Giant Tortoises That Saved Their Species From Extinction Return Home After 55 Years

by : Lucy Connolly on : 06 Jul 2020 17:41
Giant Tortoises That Saved Their Species From Extinction Return Home After 55 YearsGalapagos Conservancy/Facebook

The 15 giant tortoises that helped saved their species from extinction have finally returned to their home on the Galapagos Islands after 55 years.

The tortoises were all part of the Española tortoise program, which was launched in the mid-1960s and has been dubbed one of the most successful captive breeding programs in the world.


Through this breeding program, the 15 tortoises produced nearly 1,900 offspring over the past five decades. These offspring have been slowly reintroduced on the island, effectively saving the entire species.

diego the tortoiseGalapagos National Park/Facebook

In fact, many of those 1,900 tortoises have now started breeding, creating a population of approximately 2,300 children and grandchildren of the original 15.

The breeding program began in 1965, with efforts first dedicated to saving the tortoise population on Pinzón Island, another island in the Galápagos. In 1970, researchers began saving the Española Island tortoises.

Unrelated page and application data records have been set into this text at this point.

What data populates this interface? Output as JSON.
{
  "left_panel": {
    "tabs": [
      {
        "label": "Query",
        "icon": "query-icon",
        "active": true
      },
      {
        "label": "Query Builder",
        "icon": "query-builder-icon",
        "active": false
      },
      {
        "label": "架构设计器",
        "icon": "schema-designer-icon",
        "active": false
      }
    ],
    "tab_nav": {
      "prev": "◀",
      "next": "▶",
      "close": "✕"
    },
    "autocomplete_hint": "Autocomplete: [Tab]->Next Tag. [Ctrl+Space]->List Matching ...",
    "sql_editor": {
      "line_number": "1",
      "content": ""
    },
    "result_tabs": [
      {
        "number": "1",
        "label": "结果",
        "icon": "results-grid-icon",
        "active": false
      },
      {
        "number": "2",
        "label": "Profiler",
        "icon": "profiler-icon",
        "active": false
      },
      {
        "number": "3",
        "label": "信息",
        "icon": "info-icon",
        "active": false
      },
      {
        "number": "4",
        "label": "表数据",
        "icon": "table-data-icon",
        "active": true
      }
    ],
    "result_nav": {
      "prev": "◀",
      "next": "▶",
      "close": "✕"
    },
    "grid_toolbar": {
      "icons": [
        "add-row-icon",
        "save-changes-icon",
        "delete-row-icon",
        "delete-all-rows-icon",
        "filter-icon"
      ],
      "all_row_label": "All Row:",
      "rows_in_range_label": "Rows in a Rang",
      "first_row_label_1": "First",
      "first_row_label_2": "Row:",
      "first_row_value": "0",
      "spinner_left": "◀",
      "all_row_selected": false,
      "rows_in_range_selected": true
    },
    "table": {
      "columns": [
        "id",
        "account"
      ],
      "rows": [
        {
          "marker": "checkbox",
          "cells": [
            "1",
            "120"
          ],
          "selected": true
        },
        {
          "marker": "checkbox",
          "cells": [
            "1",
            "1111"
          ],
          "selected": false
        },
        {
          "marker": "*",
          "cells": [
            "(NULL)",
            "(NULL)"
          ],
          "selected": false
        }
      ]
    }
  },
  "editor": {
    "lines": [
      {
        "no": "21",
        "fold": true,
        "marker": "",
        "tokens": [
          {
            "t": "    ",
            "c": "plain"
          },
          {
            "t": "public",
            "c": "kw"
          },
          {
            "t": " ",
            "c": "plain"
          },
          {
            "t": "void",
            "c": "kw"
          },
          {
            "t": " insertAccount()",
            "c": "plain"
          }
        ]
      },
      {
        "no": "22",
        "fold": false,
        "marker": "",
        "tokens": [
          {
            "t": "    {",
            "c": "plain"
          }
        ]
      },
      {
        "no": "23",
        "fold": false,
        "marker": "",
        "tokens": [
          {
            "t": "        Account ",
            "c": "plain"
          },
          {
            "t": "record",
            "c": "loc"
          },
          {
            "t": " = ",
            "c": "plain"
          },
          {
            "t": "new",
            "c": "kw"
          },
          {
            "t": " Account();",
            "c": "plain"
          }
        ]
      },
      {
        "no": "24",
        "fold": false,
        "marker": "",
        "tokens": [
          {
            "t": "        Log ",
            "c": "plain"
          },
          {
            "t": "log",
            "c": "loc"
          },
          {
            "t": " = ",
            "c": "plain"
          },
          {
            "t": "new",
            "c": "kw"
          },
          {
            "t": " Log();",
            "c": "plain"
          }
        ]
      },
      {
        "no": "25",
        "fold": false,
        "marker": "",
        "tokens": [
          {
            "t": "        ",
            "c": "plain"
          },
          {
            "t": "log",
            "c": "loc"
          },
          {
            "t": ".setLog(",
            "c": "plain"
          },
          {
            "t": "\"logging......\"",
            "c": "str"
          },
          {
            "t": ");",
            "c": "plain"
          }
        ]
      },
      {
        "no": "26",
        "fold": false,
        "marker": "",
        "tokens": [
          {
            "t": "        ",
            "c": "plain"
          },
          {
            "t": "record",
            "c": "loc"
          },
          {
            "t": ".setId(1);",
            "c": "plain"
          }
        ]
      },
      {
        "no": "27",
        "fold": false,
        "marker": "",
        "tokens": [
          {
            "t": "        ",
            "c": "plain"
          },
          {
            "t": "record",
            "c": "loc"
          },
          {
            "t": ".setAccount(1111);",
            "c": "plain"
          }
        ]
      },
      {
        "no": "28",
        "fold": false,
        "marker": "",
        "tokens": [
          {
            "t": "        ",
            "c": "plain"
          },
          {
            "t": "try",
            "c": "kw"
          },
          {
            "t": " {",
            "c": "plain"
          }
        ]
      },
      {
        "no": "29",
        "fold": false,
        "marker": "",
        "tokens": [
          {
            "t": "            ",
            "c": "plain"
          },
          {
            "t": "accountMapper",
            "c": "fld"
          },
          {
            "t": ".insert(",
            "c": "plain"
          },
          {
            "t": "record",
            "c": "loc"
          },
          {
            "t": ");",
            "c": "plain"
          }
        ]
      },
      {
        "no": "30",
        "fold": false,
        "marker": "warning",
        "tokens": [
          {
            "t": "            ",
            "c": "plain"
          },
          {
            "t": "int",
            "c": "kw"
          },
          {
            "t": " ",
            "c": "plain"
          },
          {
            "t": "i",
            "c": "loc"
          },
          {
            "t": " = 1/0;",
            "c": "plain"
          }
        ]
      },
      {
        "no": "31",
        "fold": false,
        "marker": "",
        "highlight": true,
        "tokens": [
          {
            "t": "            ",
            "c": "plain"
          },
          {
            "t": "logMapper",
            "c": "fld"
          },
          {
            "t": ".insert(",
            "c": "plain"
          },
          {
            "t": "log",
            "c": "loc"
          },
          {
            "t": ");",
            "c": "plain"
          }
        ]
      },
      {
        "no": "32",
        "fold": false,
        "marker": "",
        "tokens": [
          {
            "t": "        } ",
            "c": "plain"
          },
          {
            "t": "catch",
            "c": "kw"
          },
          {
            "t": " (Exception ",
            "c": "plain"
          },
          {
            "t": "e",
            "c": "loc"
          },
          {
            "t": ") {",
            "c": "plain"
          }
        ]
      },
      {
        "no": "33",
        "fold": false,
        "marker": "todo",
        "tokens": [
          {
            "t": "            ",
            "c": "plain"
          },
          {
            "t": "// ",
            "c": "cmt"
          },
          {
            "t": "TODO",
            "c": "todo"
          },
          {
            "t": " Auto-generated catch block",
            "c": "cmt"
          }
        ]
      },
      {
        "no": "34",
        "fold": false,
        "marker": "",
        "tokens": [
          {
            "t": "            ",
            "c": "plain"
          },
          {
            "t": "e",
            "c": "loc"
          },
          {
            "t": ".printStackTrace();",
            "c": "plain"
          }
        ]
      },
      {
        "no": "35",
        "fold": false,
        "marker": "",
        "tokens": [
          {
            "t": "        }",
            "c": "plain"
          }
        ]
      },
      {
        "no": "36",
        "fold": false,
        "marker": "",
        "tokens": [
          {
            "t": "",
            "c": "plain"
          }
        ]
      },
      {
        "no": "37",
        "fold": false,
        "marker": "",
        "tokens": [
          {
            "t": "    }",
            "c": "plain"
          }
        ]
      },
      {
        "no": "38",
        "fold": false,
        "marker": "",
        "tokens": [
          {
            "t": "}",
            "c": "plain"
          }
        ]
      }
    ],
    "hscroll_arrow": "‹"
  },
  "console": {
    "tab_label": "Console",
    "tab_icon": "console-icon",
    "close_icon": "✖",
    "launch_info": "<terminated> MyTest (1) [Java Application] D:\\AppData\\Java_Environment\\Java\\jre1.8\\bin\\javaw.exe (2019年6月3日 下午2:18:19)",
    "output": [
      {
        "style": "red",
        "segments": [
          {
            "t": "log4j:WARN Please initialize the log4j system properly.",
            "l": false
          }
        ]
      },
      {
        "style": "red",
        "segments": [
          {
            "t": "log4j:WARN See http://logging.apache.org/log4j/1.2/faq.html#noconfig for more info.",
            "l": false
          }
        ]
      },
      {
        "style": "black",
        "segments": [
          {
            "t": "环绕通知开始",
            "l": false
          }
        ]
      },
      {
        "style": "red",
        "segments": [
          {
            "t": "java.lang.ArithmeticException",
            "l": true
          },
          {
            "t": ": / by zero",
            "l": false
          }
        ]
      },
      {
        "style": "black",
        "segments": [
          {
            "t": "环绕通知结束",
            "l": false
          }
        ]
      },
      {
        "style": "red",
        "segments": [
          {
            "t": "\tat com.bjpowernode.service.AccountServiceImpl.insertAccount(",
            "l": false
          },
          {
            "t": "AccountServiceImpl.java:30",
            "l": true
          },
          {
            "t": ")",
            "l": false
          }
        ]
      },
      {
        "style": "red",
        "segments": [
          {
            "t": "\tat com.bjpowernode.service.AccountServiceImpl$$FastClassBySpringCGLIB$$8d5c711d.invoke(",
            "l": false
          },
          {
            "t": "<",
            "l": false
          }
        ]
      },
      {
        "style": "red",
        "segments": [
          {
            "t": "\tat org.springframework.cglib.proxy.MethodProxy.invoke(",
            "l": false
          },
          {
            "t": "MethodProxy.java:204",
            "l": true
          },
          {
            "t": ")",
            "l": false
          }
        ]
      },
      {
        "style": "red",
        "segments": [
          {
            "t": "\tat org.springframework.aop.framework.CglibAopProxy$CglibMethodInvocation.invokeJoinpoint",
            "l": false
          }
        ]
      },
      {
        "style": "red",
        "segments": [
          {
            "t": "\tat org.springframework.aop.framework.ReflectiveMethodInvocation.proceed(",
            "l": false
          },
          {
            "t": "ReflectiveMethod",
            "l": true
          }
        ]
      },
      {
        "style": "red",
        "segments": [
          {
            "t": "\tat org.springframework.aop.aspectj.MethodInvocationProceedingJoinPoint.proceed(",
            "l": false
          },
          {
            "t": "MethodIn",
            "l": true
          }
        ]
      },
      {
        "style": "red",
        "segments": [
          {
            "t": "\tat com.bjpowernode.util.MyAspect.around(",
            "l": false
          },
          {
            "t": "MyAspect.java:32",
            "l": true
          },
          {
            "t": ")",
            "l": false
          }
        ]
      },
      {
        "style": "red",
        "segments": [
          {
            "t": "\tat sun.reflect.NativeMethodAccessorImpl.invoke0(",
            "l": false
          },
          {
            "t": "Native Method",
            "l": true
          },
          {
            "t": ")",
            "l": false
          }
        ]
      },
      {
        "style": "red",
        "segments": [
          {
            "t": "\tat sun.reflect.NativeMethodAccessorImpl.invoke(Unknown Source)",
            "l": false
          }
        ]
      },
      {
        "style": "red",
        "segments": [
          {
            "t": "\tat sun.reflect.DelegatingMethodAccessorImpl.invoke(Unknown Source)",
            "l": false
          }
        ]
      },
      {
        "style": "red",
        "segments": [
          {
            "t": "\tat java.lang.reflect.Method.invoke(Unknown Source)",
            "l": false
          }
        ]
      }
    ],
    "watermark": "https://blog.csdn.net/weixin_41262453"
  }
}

Earlier this year it was announced that Diego the tortoise, one of the original 15 tortoises whose sex drive was so exceptional he was able to contribute to approximately 40% of the offspring, was able to retire from the breeding program.

Diego, who is more than 100 years old, was supposed to be released back in March with the rest of the tortoises. However, the ongoing health crisis prevented their transfer at that time.

Escaping Extinction: The Long Road Home for the Española Tortoise Species

Check out our new video, "Escaping Extinction: The Long Road Home for the Española Tortoise Species," featuring footage from the historic release of 15 tortoises from a 55-year breeding program back to their home island after saving their species from extinction. 🐢

Posted by Galapagos Conservancy on Monday, June 29, 2020

Now, he’s finally been able to return home along with his other mates, joining the 2,300 other tortoises that are now able to reproduce naturally on the island.


Paulo Proaño, Minister of Environment and Water, said:

This captive breeding program, in addition to the management actions implemented on Española island, give us peace of mind that we managed to save a species that would otherwise have become extinct.

It can only be described as successful and an example of the conservation efforts that we implement as a National Government in synergy with our allies.

diego the tortoiseGalapagos National Park/Facebook

Despite their old age, the tortoises remains fit and healthy and are expected to do well back on their home island — perhaps even better than in captivity.


The Española captive breeding program is now officially closed, just going to show that slow and steady really does win the race.

If you have a story you want to tell, send it to UNILAD via [email protected]

Most Read StoriesMost Read


Billie Eilish’s Fans Accuse Ex-Boyfriend Of ‘Grooming’ Her After Documentary

Lucy Connolly

A Broadcast Journalism Masters graduate who went on to achieve an NCTJ level 3 Diploma in Journalism, Lucy has done stints at ITV, BBC Inside Out and Key 103. While working as a journalist for UNILAD, Lucy has reported on breaking news stories while also writing features about mental health, cervical screening awareness, and Little Mix (who she is unapologetically obsessed with).

Topics: Animals, Extinction, Now


Galapagos Conservancy/Facebook and 1 other
  1. Galapagos Conservancy/Facebook

    Galapagos Conservancy

  2. Galapagos Conservancy

    Española Tortoises Return Home Following Closure of Successful Breeding Program